◆ **Work required**:
Each record below should be output verbatim, without pictures.

━━━━━ Given records

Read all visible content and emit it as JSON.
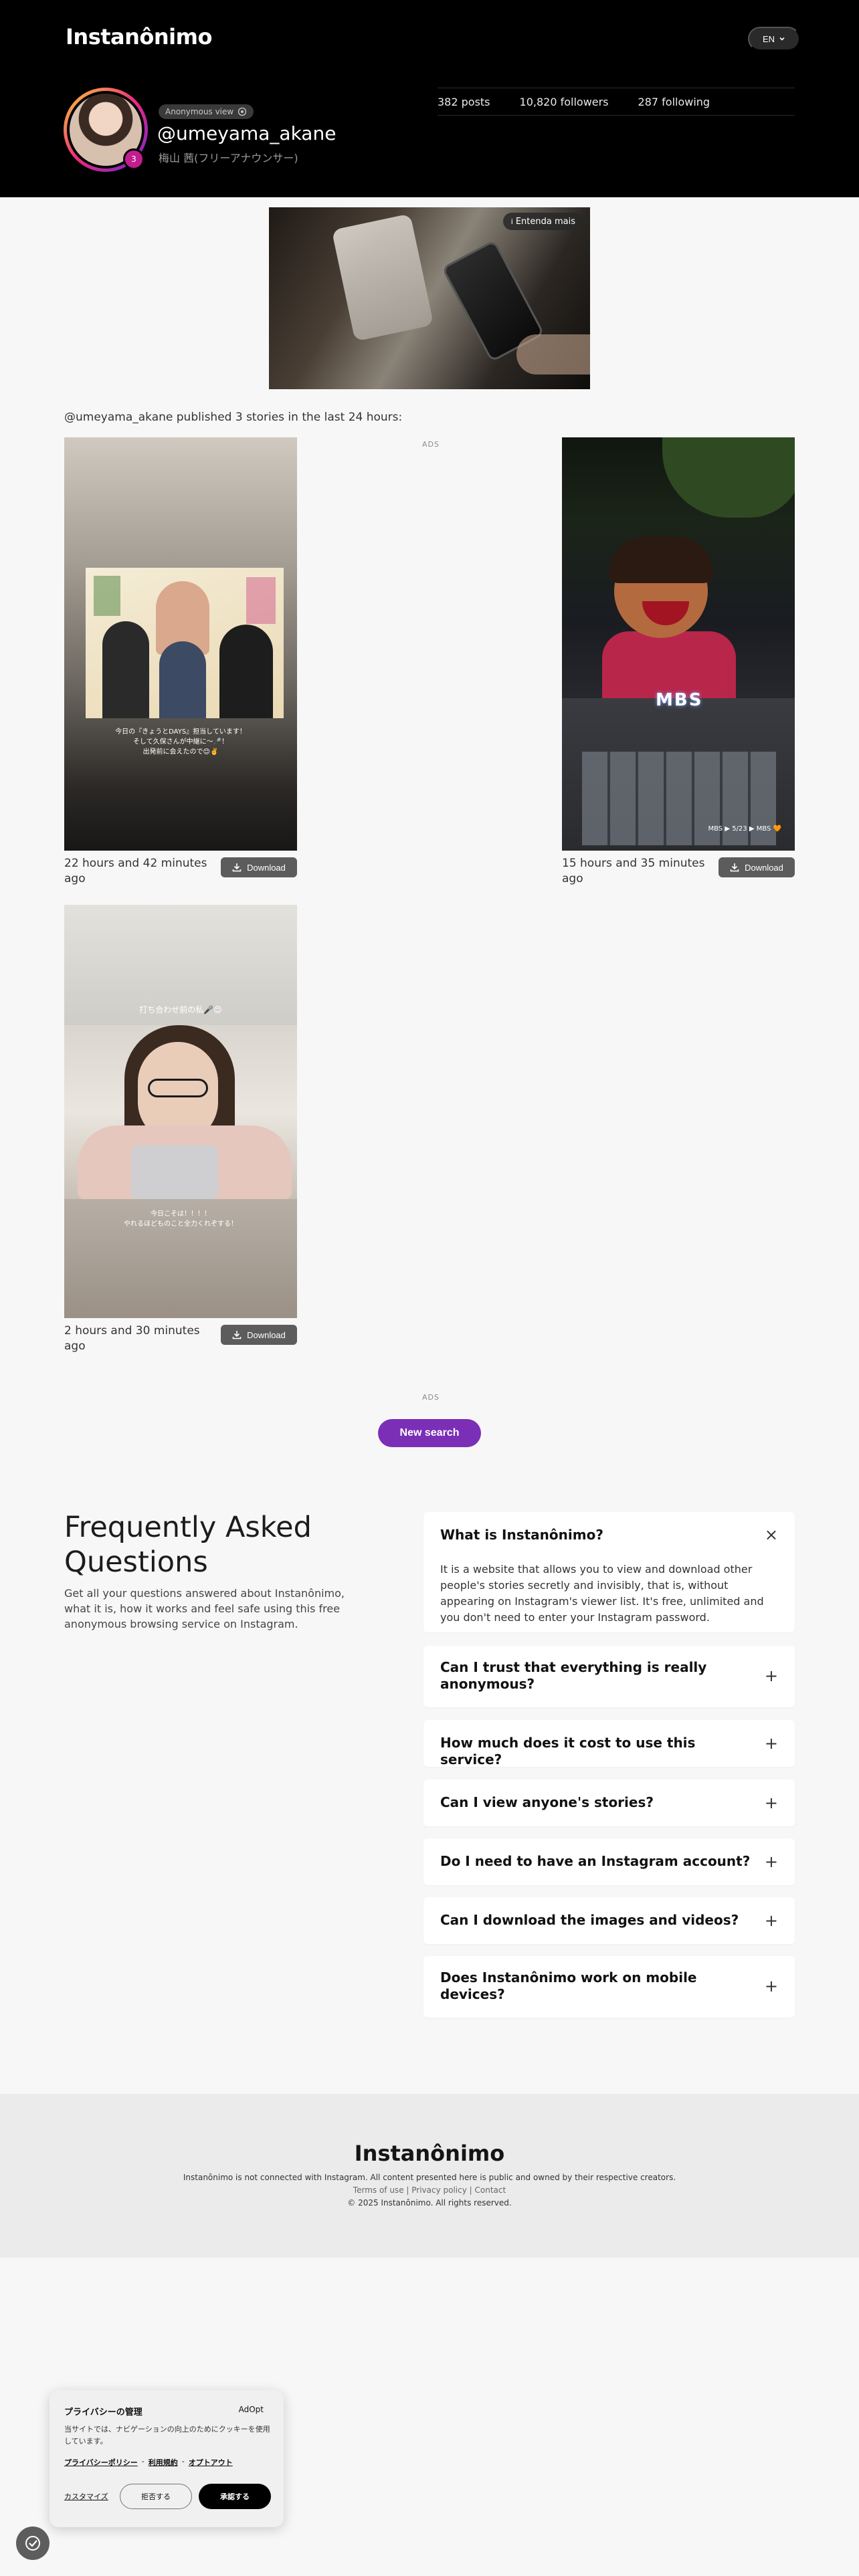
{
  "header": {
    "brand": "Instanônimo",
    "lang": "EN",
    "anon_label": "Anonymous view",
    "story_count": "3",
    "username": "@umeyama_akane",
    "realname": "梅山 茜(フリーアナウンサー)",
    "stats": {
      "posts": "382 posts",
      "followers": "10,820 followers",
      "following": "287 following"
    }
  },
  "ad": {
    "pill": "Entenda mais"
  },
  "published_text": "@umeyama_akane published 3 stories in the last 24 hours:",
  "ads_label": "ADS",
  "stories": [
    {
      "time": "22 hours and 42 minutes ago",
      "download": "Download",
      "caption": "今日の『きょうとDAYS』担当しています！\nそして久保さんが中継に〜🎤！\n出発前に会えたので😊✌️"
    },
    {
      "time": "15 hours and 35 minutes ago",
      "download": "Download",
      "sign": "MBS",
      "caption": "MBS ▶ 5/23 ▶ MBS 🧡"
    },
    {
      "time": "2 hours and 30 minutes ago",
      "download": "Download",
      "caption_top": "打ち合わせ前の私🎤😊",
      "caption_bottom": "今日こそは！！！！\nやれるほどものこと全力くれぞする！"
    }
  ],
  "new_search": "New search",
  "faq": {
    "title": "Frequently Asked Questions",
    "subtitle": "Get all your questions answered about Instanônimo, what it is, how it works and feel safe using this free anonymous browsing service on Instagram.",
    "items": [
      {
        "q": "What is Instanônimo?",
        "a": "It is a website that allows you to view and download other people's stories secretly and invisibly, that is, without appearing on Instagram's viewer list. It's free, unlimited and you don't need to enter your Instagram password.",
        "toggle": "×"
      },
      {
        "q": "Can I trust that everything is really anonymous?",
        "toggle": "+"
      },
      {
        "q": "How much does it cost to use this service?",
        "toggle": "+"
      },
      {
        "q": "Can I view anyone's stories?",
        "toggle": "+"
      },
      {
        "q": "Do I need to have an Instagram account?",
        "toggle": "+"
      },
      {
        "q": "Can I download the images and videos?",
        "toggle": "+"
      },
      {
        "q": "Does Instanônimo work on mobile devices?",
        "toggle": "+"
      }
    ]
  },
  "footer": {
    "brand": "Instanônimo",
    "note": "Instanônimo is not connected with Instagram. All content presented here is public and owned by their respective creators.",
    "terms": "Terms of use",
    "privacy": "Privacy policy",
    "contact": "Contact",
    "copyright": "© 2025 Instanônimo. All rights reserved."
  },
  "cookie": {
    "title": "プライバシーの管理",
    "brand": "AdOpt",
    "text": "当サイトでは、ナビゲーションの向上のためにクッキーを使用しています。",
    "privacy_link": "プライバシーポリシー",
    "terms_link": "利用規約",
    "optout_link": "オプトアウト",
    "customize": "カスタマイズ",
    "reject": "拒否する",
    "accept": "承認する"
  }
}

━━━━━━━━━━

◆ **Result for this task**:
Read all visible content and emit it as JSON.
{
  "header": {
    "brand": "Instanônimo",
    "lang": "EN",
    "anon_label": "Anonymous view",
    "story_count": "3",
    "username": "@umeyama_akane",
    "realname": "梅山 茜(フリーアナウンサー)",
    "stats": {
      "posts": "382 posts",
      "followers": "10,820 followers",
      "following": "287 following"
    }
  },
  "ad": {
    "pill": "Entenda mais"
  },
  "published_text": "@umeyama_akane published 3 stories in the last 24 hours:",
  "ads_label": "ADS",
  "stories": [
    {
      "time": "22 hours and 42 minutes ago",
      "download": "Download",
      "caption": "今日の『きょうとDAYS』担当しています！\nそして久保さんが中継に〜🎤！\n出発前に会えたので😊✌️"
    },
    {
      "time": "15 hours and 35 minutes ago",
      "download": "Download",
      "sign": "MBS",
      "caption": "MBS ▶ 5/23 ▶ MBS 🧡"
    },
    {
      "time": "2 hours and 30 minutes ago",
      "download": "Download",
      "caption_top": "打ち合わせ前の私🎤😊",
      "caption_bottom": "今日こそは！！！！\nやれるほどものこと全力くれぞする！"
    }
  ],
  "new_search": "New search",
  "faq": {
    "title": "Frequently Asked Questions",
    "subtitle": "Get all your questions answered about Instanônimo, what it is, how it works and feel safe using this free anonymous browsing service on Instagram.",
    "items": [
      {
        "q": "What is Instanônimo?",
        "a": "It is a website that allows you to view and download other people's stories secretly and invisibly, that is, without appearing on Instagram's viewer list. It's free, unlimited and you don't need to enter your Instagram password.",
        "toggle": "×"
      },
      {
        "q": "Can I trust that everything is really anonymous?",
        "toggle": "+"
      },
      {
        "q": "How much does it cost to use this service?",
        "toggle": "+"
      },
      {
        "q": "Can I view anyone's stories?",
        "toggle": "+"
      },
      {
        "q": "Do I need to have an Instagram account?",
        "toggle": "+"
      },
      {
        "q": "Can I download the images and videos?",
        "toggle": "+"
      },
      {
        "q": "Does Instanônimo work on mobile devices?",
        "toggle": "+"
      }
    ]
  },
  "footer": {
    "brand": "Instanônimo",
    "note": "Instanônimo is not connected with Instagram. All content presented here is public and owned by their respective creators.",
    "terms": "Terms of use",
    "privacy": "Privacy policy",
    "contact": "Contact",
    "copyright": "© 2025 Instanônimo. All rights reserved."
  },
  "cookie": {
    "title": "プライバシーの管理",
    "brand": "AdOpt",
    "text": "当サイトでは、ナビゲーションの向上のためにクッキーを使用しています。",
    "privacy_link": "プライバシーポリシー",
    "terms_link": "利用規約",
    "optout_link": "オプトアウト",
    "customize": "カスタマイズ",
    "reject": "拒否する",
    "accept": "承認する"
  }
}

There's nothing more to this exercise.